Amazon started as online book store and has grown to be the worlds largest online retailer.
Amazon bid to buy Flipkart but eBay is a problem
The problem for both companies in the race to acquire or partner with Flipkart is eBay. eBay India became a part of Flipkart in 2017 and eBay invested $500 million in cash signed an agreement to cooperate in the future.
The big problem is the cooperation agreement, the exclusive agreement set out how eBay and Flipkart will jointly pursue cross-border trade opportunities to make eBay’s global inventory accessible to more Indian consumers and the crucial word is ‘exclusive’.
“The combination of eBay’s position as a leading global ecommerce company and Flipkart’s market stature will allow us to accelerate and maximize the opportunity for both companies in India. eBay is committed to winning in India in partnership with Flipkart. Our exclusive global trade partnership will allow eBay and Flipkart to reach even more consumers around the world.”
– Devin Wenig, CEO, eBay in April 2017
Rumour has it that the exclusivity was a four year deal so there’s still another three years to run. It probably doesn’t cover groceries, but that will be the market segment of least interest to both Walmart or Amazon. They want a cut of the general marketplace business.
For a deal to be done it’s likely that either Walmart or Amazon would have to do a side deal with eBay to get them out of the picture but that doesn’t sit well with eBay’s commitment to ‘winning in India’. Whatever financial incentive may be offered, India is just about the fastest growing ecommerce territory in the world and the most populous. For eBay to entirely give up on this territory would be a major set back for the future as they’re hardly likely to reacquire eBay India although, however unlikely, that’s not an impossible solution. It’s also not that attractive or why would eBay have thrown their lot in with Flipkart in the first place.

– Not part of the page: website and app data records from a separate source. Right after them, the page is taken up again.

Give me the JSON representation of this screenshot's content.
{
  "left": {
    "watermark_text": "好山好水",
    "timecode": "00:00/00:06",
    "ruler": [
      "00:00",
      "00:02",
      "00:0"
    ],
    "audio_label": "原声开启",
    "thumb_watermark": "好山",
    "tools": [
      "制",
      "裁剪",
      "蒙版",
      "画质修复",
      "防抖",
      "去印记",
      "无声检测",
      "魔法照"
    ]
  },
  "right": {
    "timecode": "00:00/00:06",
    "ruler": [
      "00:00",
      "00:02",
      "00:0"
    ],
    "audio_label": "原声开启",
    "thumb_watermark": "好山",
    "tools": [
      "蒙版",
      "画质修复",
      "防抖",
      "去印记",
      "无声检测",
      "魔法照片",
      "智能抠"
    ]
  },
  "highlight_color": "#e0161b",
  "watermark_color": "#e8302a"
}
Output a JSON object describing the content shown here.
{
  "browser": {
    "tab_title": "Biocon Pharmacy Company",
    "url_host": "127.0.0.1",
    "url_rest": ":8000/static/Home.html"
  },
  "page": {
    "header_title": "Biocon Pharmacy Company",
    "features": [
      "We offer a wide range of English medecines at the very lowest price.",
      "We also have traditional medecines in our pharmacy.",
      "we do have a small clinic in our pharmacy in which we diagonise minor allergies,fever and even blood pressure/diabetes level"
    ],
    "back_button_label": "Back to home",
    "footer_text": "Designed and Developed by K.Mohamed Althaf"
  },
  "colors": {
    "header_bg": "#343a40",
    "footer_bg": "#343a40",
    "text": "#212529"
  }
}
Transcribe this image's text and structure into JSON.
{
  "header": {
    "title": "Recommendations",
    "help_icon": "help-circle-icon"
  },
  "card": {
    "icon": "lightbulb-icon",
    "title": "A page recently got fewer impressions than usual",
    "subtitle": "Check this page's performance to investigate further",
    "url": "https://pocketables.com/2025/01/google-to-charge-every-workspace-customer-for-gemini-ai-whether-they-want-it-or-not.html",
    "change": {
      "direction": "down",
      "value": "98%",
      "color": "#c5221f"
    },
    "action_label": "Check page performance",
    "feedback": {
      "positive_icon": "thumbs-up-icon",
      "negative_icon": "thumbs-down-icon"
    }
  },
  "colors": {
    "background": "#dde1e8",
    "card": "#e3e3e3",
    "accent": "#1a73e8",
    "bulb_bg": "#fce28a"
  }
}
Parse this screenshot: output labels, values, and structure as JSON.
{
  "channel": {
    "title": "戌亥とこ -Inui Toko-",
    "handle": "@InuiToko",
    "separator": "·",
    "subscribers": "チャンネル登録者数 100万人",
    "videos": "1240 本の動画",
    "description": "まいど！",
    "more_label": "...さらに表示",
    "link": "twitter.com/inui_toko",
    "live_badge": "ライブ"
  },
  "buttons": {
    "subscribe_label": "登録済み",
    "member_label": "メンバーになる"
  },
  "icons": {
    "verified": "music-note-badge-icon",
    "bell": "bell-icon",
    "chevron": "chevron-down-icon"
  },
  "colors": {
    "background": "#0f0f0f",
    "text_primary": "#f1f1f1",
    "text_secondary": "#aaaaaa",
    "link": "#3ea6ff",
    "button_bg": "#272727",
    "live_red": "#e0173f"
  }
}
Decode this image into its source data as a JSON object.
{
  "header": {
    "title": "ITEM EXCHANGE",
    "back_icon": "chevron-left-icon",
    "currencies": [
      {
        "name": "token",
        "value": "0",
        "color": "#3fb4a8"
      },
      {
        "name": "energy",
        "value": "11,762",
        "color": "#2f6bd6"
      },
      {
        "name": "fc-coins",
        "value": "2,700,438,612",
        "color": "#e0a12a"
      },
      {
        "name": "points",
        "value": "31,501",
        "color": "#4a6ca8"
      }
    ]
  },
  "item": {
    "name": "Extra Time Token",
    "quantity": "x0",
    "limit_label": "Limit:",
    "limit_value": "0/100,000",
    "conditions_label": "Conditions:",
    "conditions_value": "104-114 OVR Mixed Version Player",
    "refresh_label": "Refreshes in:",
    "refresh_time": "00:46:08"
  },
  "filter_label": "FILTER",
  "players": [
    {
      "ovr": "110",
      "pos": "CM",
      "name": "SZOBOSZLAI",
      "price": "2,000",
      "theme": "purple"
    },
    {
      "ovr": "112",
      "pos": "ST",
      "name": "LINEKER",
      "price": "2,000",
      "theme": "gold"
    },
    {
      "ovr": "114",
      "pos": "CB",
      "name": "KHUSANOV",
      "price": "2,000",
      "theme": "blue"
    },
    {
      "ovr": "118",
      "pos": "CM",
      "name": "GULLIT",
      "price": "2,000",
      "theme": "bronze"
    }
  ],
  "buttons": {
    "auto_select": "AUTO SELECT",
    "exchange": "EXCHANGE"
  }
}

It’s hard to see eBay and Amazon coming to an amicable agreement to share the Indian marketplace business when they’re competitors in the rest of the world. A Walmart/eBay partnership would also appear to make for strange bedfellows with Walmart as a retailer and marketplace and eBay a pure marketplace.
Interest in Flipkart is high and it’s likely a deal of some sort will take place. If Walmart wins then they will have a major foothold in India to compete with Amazon. If Amazon win then eBay will be wiped out on the continent and Amazon will have removed all major marketplace competition in India. Or Flipkart could be hamstrung by eBay’s prior investment and the two tied together will have to compete head on with Amazon who will undoubtedly continue to invest eyewatering sums in an attempt to conquer and dominate the nation’s ecommerce.
who cares as long as we can sell at a profit with someone somewhere
its all above anything we can influence
this is what was on last eBay call in 1Q18 -more detail than above
On Flipkart, look, I won’t speculate or comment on what Walmart may or may not do. I’ll just reiterate what our relationship with Flipkart is, which is we made a meaningful investment last year. We have an exclusive commercial relationship that has roughly three years left to run, and that is a relationship that makes us both the exclusive importer and exporter of goods on the Flipkart Marketplace. We’re happy with that partnership. We’ll wait and see how things evolve, but I won’t comment because we’re not a party to any conversations that may or may not be happening with Flipkart or other parties.
All of this is a massive shame for India.
It’s likely the Amazon bid won’t go through, but the Walmart deal is not much better.
A duopoly is the last thing a nascent eCommerce market in India needs – and more importantly a duopoly by foreign companies.
India really should have done a China and encouraged local brands – blocking foreign companies from competing until the locals had a decent footing – only opening competition when the locals have enough market share to hold their own.
Amazon treats its merchants in an absolutely horrendous manner. Copying their data, competing against their own merchants, atrocious customer service etc.